OCWD had determined that information on the piezometric level and water quality of each aquifer layer was required to optimize management of the recharge, storage, and recovery of groundwater.
A cost analysis indicated that for 10 zones through a depth of 1,500 ft, the Westbay System instrumentation would result in a total cost 55% to 65% lower than that for clustered wells or two five-well nests
The increased data density from the Westbay System multilevel wells provides OCWD with an unprecedented definition of groundwater flow and variations in water quality.
California residents depend on groundwater for drinking water supply
The Orange County Water District (OCWD) in Southern California, USA, is responsible for supplying clean water to more than 2 million residents in a 380-mi2 [970-km2] service area. The facilities have the capacity to recharge approximately 250,000 ac-ft [3.1x103m] of water per year by percolation along the channel of the Santa Ana River and off-channel basins.
Groundwater supplies more than 60% of the total water demand in the area and managing this groundwater resource is the OCWD's number one priority.
Water level and quality data required to optimize groundwater management
Management of groundwater over a large area is an involved process. Each year, 0CWD monitors groundwater levels, production, and recharge quantities to evaluate groundwater storage changes in the basin, replenishes the basin, and conducts an assessment program to pay for operating expenses and the cost of the imported replenishment water. The district has an ongoing effort to increase available local water supplies through innovative programs such as expanding the capacity of existing percolation facilities, treating poor-quality water to make it useable, and reclaiming water.
The geology of the groundwater basin consists of alternating layers of uncemented fine- and coarse-grained sediments in a synclinal trough that plunges toward the northwest. Wellbores typically penetrate 10 to 15 different water-bearing layers over a depth of up to 1,500 ft 1460 mj. By the mid-1980s, 0CWD had determined that information on the piezometric level and water quality of each aquifer layer was required to optimize management of the recharge, storage, and recovery of groundwater.
Three methods of accessing the aquifer layers were considered:
- Cluster of separate wells, with each well completed in a separate zone

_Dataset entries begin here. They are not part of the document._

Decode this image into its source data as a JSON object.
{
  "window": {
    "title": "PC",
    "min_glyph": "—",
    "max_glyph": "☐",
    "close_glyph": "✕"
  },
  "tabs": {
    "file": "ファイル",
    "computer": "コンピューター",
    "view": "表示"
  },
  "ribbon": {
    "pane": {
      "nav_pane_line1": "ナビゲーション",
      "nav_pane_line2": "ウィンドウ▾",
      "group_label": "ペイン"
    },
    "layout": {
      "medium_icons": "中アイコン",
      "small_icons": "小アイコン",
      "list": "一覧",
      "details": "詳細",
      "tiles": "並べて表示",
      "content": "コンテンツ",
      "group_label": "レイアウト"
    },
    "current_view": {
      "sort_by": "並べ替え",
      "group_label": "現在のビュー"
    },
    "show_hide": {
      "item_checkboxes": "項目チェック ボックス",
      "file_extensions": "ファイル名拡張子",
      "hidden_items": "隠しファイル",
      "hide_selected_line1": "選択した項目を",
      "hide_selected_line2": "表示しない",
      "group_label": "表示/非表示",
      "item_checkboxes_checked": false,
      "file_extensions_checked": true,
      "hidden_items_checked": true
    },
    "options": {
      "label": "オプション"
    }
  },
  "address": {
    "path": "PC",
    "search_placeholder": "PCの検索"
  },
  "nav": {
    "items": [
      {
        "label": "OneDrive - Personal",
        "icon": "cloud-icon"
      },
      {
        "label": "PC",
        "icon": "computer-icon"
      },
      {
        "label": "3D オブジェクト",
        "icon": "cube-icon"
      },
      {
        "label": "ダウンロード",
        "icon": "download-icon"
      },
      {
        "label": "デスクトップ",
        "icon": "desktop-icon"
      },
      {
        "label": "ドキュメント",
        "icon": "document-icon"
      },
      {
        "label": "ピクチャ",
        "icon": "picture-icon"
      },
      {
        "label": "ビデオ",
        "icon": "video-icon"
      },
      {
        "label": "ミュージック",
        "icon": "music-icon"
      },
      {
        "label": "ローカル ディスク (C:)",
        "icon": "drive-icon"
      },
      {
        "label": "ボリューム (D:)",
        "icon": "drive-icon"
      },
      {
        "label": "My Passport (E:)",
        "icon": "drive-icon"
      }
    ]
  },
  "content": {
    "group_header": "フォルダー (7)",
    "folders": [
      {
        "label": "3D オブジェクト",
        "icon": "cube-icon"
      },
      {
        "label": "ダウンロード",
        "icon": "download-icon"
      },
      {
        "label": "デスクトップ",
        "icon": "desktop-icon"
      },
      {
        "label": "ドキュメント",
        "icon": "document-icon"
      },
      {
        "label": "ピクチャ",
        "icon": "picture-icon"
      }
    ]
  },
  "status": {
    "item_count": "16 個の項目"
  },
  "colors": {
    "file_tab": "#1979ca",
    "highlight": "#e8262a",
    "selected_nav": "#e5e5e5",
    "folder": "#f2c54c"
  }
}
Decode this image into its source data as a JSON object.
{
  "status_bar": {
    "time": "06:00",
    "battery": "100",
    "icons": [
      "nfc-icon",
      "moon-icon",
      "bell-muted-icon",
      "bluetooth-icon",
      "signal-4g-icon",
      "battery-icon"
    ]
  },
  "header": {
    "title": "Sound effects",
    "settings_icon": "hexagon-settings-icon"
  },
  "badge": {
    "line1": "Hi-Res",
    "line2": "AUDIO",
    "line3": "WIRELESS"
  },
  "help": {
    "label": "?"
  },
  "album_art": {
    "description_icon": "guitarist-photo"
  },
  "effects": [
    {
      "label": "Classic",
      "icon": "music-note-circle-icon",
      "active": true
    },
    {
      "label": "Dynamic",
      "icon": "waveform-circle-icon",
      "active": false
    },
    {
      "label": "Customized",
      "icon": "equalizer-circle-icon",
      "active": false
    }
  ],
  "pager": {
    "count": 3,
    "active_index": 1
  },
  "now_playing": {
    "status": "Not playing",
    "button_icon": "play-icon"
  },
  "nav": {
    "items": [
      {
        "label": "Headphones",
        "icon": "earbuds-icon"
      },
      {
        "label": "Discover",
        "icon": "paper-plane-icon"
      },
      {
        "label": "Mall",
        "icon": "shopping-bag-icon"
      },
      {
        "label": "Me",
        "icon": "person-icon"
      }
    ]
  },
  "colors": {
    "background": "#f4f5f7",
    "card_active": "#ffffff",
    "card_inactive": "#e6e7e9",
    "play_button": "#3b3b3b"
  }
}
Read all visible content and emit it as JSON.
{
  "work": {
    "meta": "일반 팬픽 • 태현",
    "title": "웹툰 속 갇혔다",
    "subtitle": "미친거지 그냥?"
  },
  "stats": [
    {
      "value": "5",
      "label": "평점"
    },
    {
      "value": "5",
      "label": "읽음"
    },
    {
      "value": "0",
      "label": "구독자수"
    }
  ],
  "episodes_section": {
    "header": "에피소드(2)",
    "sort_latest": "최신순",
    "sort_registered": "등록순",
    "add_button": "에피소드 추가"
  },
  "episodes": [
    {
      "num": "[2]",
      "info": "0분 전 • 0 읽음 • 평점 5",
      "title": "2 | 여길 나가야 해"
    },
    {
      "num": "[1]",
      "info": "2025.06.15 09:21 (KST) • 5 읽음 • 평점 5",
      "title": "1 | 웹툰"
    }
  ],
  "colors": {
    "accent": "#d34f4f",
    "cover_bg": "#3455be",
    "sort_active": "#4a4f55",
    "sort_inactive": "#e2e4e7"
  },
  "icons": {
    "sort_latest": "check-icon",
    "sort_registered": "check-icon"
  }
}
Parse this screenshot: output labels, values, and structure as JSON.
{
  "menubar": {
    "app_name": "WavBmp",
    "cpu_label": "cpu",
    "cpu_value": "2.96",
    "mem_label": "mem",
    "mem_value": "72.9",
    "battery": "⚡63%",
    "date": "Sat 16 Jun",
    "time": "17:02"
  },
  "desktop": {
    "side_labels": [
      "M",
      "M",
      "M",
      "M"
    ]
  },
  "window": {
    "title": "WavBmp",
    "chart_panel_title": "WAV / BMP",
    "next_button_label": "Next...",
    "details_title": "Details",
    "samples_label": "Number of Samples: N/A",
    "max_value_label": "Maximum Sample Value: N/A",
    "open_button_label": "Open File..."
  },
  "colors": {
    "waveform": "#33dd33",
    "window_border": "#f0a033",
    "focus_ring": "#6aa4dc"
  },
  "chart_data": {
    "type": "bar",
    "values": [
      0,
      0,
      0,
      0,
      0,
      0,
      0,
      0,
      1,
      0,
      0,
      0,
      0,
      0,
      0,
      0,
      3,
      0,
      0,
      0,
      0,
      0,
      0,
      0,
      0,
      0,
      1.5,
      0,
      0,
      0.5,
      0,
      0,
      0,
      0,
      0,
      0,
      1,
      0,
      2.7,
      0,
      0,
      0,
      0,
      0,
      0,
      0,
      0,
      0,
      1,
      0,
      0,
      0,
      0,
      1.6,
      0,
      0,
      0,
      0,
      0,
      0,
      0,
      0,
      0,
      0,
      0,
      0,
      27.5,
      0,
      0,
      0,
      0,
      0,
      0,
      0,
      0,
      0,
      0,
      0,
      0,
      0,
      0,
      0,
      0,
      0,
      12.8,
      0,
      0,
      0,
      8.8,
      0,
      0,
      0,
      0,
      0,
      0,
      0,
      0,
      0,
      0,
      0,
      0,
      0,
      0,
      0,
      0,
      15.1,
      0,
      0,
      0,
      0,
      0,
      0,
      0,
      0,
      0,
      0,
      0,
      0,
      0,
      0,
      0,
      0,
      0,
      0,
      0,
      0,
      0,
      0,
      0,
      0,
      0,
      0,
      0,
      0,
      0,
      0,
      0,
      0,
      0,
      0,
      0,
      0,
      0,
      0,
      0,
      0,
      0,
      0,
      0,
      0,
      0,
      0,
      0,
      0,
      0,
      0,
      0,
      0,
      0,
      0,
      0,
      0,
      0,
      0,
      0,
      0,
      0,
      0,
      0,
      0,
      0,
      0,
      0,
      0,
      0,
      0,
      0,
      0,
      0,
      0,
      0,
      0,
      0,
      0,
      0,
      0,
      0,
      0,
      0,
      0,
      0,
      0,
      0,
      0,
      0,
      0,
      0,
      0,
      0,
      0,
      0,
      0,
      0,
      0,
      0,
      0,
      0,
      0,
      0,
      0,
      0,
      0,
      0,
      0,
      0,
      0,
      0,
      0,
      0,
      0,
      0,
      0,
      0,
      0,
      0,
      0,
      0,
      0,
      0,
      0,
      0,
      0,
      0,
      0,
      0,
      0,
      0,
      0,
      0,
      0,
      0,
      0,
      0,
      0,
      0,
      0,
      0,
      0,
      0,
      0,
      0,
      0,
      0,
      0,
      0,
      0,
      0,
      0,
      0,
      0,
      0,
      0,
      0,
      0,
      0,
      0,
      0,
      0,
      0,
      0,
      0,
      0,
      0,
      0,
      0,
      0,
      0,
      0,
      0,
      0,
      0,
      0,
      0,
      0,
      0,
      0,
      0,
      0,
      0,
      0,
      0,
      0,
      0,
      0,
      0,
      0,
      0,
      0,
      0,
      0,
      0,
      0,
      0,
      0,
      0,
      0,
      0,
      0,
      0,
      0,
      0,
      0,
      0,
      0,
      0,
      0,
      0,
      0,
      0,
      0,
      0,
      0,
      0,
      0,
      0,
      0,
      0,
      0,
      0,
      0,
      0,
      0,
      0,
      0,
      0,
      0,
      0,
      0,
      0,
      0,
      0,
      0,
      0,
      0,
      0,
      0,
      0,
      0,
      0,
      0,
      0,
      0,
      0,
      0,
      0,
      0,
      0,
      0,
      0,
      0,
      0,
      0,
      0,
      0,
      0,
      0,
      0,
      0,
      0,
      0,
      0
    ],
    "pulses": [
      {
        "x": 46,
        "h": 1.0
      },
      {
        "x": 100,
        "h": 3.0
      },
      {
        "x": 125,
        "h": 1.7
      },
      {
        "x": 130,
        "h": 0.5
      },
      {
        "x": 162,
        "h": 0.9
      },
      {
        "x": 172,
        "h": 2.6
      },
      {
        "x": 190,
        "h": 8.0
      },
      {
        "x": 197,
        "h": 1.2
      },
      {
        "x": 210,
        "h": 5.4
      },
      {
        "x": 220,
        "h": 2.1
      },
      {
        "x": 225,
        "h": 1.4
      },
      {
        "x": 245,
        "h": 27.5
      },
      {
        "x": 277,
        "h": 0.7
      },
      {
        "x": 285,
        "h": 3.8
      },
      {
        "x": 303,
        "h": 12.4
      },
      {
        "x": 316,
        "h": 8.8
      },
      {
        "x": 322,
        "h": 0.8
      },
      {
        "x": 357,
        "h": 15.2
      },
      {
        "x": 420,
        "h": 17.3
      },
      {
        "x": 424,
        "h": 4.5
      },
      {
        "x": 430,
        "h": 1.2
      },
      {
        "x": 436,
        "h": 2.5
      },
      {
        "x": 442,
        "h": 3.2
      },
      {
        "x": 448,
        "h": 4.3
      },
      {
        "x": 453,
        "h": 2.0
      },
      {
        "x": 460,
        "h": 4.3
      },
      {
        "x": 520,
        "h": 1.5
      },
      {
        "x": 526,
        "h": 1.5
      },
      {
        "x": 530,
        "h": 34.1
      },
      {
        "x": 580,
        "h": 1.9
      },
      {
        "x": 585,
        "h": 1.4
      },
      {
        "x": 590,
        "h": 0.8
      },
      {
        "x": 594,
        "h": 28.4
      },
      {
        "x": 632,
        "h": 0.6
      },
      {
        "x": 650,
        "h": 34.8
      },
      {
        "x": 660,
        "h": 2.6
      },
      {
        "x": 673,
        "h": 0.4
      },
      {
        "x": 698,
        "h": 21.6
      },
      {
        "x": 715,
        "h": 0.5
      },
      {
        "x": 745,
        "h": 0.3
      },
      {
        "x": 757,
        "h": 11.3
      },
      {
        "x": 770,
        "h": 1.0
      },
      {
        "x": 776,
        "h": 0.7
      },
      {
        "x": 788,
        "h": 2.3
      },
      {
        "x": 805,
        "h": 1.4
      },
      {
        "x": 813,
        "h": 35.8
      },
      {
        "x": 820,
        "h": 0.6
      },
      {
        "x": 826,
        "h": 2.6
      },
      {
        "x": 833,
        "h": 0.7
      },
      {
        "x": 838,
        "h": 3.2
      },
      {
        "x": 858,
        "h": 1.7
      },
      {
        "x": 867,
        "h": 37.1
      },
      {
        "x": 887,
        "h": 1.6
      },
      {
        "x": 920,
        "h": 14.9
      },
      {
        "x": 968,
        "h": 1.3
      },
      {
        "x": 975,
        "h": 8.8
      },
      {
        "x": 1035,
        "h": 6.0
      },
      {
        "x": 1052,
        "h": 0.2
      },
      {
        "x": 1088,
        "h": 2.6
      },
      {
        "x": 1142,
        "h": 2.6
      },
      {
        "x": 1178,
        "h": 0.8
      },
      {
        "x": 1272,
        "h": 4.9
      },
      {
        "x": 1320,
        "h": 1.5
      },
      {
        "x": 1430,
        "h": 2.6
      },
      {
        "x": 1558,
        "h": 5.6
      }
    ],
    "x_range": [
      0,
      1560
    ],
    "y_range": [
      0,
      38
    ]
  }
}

- Nest of wells with up to five well casings, each completed in a separate zone, in a single borehole
- Multilevel well using the Westbay System for groundwater monitoring